I admire your choices and I hope it will work out well for you!
In regards to fuel, I too would echo that you stay away as much as possible from waste vegetable oil and large percentages of bio-diesel.
Twenty years ago waste vegetable oil was a waste product users paid people to take off of their hands. If someone showed up at their back door and said they would take their WVO off their hands they would give it away. But two problems for bus owners have come up that makes WVO a non-starter for bus owners.
First and foremost is the number of gallons you will need to get anywhere. It is one thing to walk up and ask for 10-gallons of WVO for your diesel powered Mercedes-Benz that gets 30+ MPG. It is a totally different issue of finding enough WVO to fill a 110-gallon on a bus that gets less than 10 MPG.

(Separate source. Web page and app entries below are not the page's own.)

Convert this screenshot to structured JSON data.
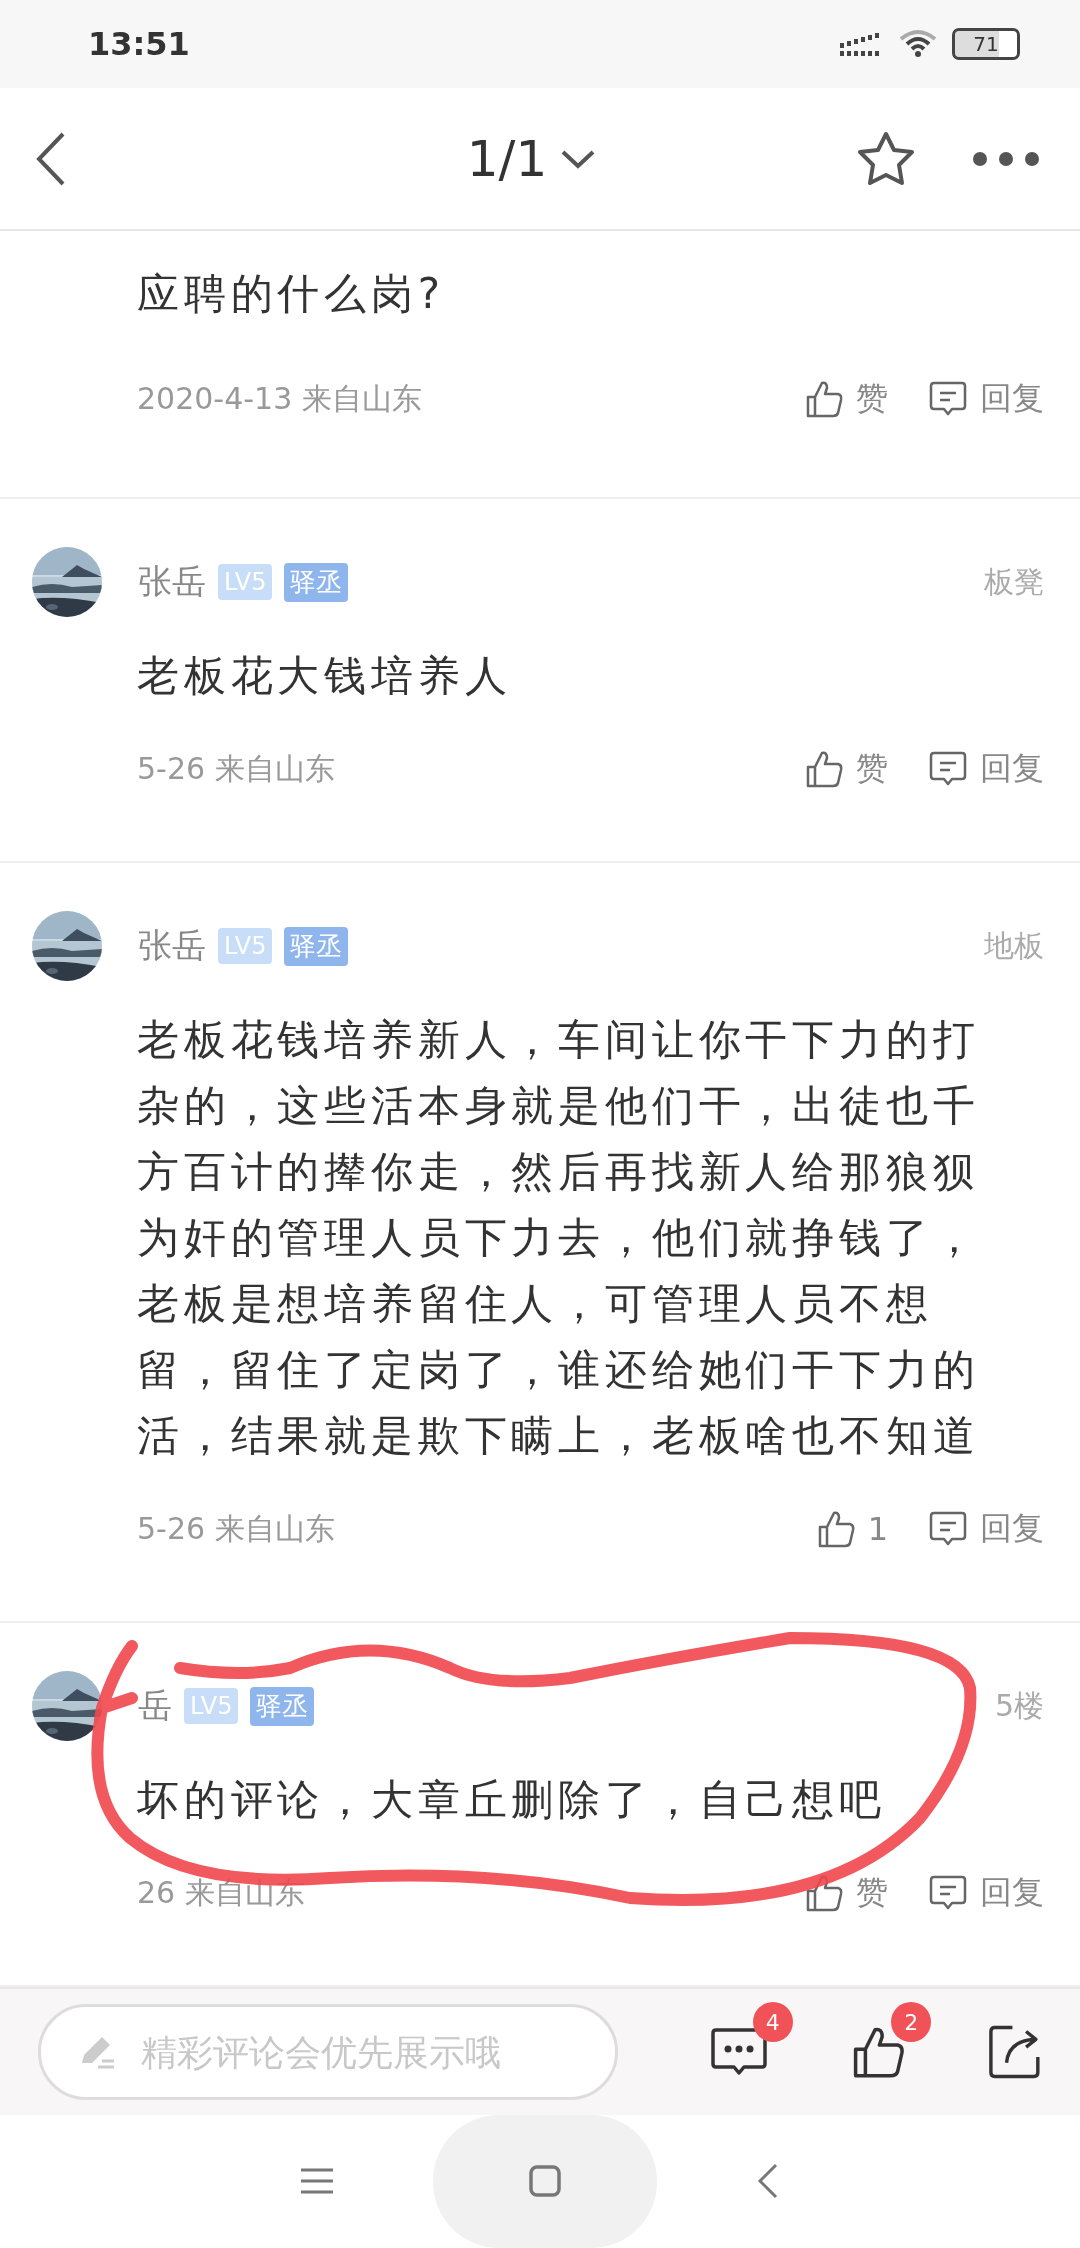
{
  "status_bar": {
    "time": "13:51",
    "battery": "71"
  },
  "header": {
    "title": "1/1"
  },
  "comments": [
    {
      "kind": "partial",
      "text": "应聘的什么岗?",
      "date": "2020-4-13 来自山东",
      "like": "赞",
      "reply": "回复"
    },
    {
      "kind": "full",
      "name": "张岳",
      "level": "LV5",
      "title": "驿丞",
      "floor": "板凳",
      "text": "老板花大钱培养人",
      "date": "5-26 来自山东",
      "like": "赞",
      "reply": "回复"
    },
    {
      "kind": "full",
      "name": "张岳",
      "level": "LV5",
      "title": "驿丞",
      "floor": "地板",
      "text": "老板花钱培养新人，车间让你干下力的打杂的，这些活本身就是他们干，出徒也千方百计的撵你走，然后再找新人给那狼狈为奸的管理人员下力去，他们就挣钱了，老板是想培养留住人，可管理人员不想留，留住了定岗了，谁还给她们干下力的活，结果就是欺下瞒上，老板啥也不知道",
      "date": "5-26 来自山东",
      "like": "1",
      "reply": "回复"
    },
    {
      "kind": "full",
      "name": "岳",
      "level": "LV5",
      "title": "驿丞",
      "floor": "5楼",
      "text": "坏的评论，大章丘删除了，自己想吧",
      "date": "26 来自山东",
      "like": "赞",
      "reply": "回复"
    }
  ],
  "bottom_bar": {
    "placeholder": "精彩评论会优先展示哦",
    "comment_count": "4",
    "like_count": "2"
  }
}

The second real problem with WVO is almost no one will let you take the WVO away for free any longer. Most vegetable oil users do not purchase the oil and pay to get rid of it. Most vegetable oil users lease the oil from a company who delivers the fresh oil and picks up the waste oil for about the same price as what vegetable oil used to cost. That company then takes it back to refine the WVO to be sold as a bio-fuel that can be blended into regular dino diesel. Or uses the WVO in their own trucks.
As it has been noted before, propane is a good fuel but has some built in problems with the biggest one finding a fuel source while out on the road. Gasoline engines that were converted to run on propane are notorious for their lack of power. The newer buses that have engines that were designed and built specifically to run on propane do a lot better but they still have a lack of range and difficulty in finding fueling stations. The buses that run on compressed natural gas are some of the best for running clean but they define hard to find fueling stations away from home.
The only buses that used aluminum in the construction of their buses was Crown and Gillig made some of their buses with aluminum skins. The difference in weight was 6,000 to 10,000 pounds depending on the size of the bus. But even if their skin was aluminum their framing was all steel.
If you are looking to purchase a lighter weight bus to save on weight and get better fuel mileage there are some better ways in which to achieve better fuel mileage.
First, even though it may sound counter intuitive, find a bus with the greatest amount of HP. A large HP engine that doesn't have to work very hard to go highway speeds will use less fuel than a small HP engine that is firewalled every time you get out on the highway.
Second, reducing the drag can make a huge difference in fuel use. I have owned two different Avion travel trailers that were close enough in model years to have the same frontal area. One was a 26' LeGrande that weighed in at about 4,000 lbs. The other weighs in at just over 7,000 lbs. Both have roof top A/C units, roof top tv antennas, and full length awnings on the curb side. I have towed both trailers with two different tow vehicles enough miles to know that I use virtually the same amount of fuel to tow either trailer. How does that equate to reducing drag? What it tells me is weight has little to do with fuel use but frontal area and overall drag makes a big difference in fuel use. So how does that make a difference for you--the lower the roof, the less on the roof, and the less hung on the sides of your bus the less fuel you will use. It takes a tremendous amount of HP and torque to get your bus up to speed. Increasing your drag will require greater amounts of HP and torque to get you up to speed and to keep going at that speed.
Probably the best bus out there that would meet your basic parameters would be an IC RE with the DT530 with the 300 HP or 335 HP option or a Thomas or Blue Bird with the Cummins ISC or ISL engine option with 300+ HP. Any of bus equipped with those engines are more than capable of maintaining highway speeds and will use less fuel to do it than a bus with a smaller engine. There were some buses built with Cat engines with 285+ HP out there but I would stay away from them mostly because they don't call it Caterpillar gold for nothing.
One other thing to think about the big HP buses--most were spe'c'ed and purchased to be trip buses. They generally had a lot of added cost options on them. Among the popular options for trip buses in addition to the big HP engines were pass through under the floor luggage compartments, highway gearing, tinted glass, rear air ride suspension, 12" windows with 76"-78" headroom, vandal locks on all doors, air ride driver's seat, tilt/telescope steering column and on newer buses adjustable pedals, and white roofs.
As far as livable space is concerned, there are several builds chronicled here that include slide outs and roof raises that add more floor space and cubic volume for more headroom or a "second story" loft for sleeping.
With anything added it does add weight. And while weight alone does not make that much difference in fuel mileage, it is true that a bus that weighs 20K lbs. is going to use less fuel than one that weighs 30K lbs.
Good luck and happy trails.